◆ Task details:
The number of lines with the string "header" in the listing below is all that should be reported.

Top of Material supplied

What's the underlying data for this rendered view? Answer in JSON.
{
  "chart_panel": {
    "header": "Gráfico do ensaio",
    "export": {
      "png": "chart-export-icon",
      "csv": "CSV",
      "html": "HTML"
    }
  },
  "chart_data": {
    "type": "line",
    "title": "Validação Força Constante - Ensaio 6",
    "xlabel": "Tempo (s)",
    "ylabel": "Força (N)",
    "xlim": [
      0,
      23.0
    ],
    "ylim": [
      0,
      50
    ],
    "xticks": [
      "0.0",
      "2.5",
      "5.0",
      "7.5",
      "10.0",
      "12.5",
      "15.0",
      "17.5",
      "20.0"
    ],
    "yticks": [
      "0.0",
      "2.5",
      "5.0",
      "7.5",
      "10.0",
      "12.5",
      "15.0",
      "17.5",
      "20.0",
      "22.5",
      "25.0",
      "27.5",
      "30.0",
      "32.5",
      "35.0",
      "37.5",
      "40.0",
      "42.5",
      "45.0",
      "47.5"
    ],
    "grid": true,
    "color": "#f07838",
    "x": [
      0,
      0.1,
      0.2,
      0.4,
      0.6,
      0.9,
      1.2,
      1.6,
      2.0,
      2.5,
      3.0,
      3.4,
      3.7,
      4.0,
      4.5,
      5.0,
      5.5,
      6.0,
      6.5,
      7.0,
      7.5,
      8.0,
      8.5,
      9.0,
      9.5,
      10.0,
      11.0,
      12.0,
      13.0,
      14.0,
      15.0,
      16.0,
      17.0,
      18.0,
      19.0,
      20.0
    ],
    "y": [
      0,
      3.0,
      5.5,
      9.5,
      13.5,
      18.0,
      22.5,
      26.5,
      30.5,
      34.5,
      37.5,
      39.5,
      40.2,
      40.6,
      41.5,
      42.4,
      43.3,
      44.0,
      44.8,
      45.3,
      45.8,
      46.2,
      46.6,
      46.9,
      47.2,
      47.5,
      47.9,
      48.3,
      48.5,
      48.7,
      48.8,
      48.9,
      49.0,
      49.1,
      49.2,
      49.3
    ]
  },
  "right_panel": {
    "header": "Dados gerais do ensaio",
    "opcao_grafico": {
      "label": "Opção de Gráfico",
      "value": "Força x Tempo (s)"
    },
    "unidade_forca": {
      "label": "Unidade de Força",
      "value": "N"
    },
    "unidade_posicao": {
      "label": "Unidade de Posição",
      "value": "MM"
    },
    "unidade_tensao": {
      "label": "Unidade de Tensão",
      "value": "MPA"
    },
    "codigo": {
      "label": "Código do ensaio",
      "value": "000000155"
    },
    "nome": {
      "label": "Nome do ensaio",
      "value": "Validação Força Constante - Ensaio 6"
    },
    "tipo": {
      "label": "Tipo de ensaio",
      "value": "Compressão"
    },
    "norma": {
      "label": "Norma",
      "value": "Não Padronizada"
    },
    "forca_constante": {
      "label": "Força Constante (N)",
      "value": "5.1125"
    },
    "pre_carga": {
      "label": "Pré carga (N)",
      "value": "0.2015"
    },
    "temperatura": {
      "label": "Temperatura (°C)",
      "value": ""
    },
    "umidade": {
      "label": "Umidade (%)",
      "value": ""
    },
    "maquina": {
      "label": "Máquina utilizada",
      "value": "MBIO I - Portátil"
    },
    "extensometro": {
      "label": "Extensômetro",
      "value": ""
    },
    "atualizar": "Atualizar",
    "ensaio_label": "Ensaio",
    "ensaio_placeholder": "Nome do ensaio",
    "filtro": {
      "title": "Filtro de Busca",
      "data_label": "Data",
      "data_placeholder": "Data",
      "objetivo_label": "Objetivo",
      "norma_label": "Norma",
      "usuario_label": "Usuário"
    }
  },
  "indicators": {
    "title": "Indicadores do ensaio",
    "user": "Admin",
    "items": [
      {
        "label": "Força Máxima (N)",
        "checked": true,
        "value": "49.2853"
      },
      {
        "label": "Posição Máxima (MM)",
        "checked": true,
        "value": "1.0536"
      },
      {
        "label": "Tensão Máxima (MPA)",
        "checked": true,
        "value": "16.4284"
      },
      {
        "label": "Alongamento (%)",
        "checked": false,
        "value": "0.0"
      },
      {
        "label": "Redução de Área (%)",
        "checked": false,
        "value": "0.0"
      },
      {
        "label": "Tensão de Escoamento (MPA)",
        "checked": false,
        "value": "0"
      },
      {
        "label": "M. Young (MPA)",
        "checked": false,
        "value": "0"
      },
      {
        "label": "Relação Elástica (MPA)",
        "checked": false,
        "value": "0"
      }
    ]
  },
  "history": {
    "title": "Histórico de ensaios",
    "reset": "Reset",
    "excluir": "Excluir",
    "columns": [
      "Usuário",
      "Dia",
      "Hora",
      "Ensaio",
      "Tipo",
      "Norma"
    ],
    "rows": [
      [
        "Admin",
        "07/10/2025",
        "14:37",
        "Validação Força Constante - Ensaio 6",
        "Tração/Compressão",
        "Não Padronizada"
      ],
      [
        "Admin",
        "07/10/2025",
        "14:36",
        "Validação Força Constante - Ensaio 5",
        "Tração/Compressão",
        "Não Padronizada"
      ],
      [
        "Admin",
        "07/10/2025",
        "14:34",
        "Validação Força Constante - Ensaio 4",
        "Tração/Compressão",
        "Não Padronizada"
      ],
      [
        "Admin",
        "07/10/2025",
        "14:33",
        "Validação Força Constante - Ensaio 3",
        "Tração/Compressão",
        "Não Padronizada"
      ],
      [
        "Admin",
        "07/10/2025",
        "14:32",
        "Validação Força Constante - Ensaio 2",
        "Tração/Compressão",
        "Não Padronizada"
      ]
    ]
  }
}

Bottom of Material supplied

◆ Solution for this task:
2